**Work instructions**: Reproduce without change the lines in the material below that run from the one with "Enumerate this screenshot's" to the end, and nothing more.

**Study material**:
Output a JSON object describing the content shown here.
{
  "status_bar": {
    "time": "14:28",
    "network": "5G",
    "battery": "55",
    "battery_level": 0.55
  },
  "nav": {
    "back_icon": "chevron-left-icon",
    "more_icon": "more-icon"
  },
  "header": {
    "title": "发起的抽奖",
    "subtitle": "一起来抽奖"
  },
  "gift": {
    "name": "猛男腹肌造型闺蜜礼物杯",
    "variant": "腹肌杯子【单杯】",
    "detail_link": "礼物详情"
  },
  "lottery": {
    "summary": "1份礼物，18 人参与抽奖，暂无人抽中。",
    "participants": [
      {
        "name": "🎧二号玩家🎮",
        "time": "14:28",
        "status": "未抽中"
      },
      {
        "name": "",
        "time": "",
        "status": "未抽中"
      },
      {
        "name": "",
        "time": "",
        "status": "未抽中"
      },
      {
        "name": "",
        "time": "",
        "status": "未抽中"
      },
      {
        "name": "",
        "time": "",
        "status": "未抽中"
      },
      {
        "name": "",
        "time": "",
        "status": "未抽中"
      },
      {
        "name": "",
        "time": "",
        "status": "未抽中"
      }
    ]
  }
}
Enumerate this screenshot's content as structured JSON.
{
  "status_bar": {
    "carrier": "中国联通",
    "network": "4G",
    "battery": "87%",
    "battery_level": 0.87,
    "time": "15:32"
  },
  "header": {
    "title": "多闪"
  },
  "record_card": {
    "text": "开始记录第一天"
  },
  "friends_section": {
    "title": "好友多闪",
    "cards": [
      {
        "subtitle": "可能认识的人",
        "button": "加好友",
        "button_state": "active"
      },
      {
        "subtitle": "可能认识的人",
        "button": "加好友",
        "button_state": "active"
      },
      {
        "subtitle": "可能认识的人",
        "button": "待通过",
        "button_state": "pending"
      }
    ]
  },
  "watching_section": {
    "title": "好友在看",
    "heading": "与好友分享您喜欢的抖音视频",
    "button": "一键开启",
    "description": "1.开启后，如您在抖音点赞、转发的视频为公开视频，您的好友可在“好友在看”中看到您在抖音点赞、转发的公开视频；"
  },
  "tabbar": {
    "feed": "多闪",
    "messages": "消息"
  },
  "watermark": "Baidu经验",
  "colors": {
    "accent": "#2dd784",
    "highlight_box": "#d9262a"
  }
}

**Exercise solution**:
Enumerate this screenshot's content as structured JSON.
{
  "status_bar": {
    "carrier": "中国联通",
    "network": "4G",
    "battery": "87%",
    "battery_level": 0.87,
    "time": "15:32"
  },
  "header": {
    "title": "多闪"
  },
  "record_card": {
    "text": "开始记录第一天"
  },
  "friends_section": {
    "title": "好友多闪",
    "cards": [
      {
        "subtitle": "可能认识的人",
        "button": "加好友",
        "button_state": "active"
      },
      {
        "subtitle": "可能认识的人",
        "button": "加好友",
        "button_state": "active"
      },
      {
        "subtitle": "可能认识的人",
        "button": "待通过",
        "button_state": "pending"
      }
    ]
  },
  "watching_section": {
    "title": "好友在看",
    "heading": "与好友分享您喜欢的抖音视频",
    "button": "一键开启",
    "description": "1.开启后，如您在抖音点赞、转发的视频为公开视频，您的好友可在“好友在看”中看到您在抖音点赞、转发的公开视频；"
  },
  "tabbar": {
    "feed": "多闪",
    "messages": "消息"
  },
  "watermark": "Baidu经验",
  "colors": {
    "accent": "#2dd784",
    "highlight_box": "#d9262a"
  }
}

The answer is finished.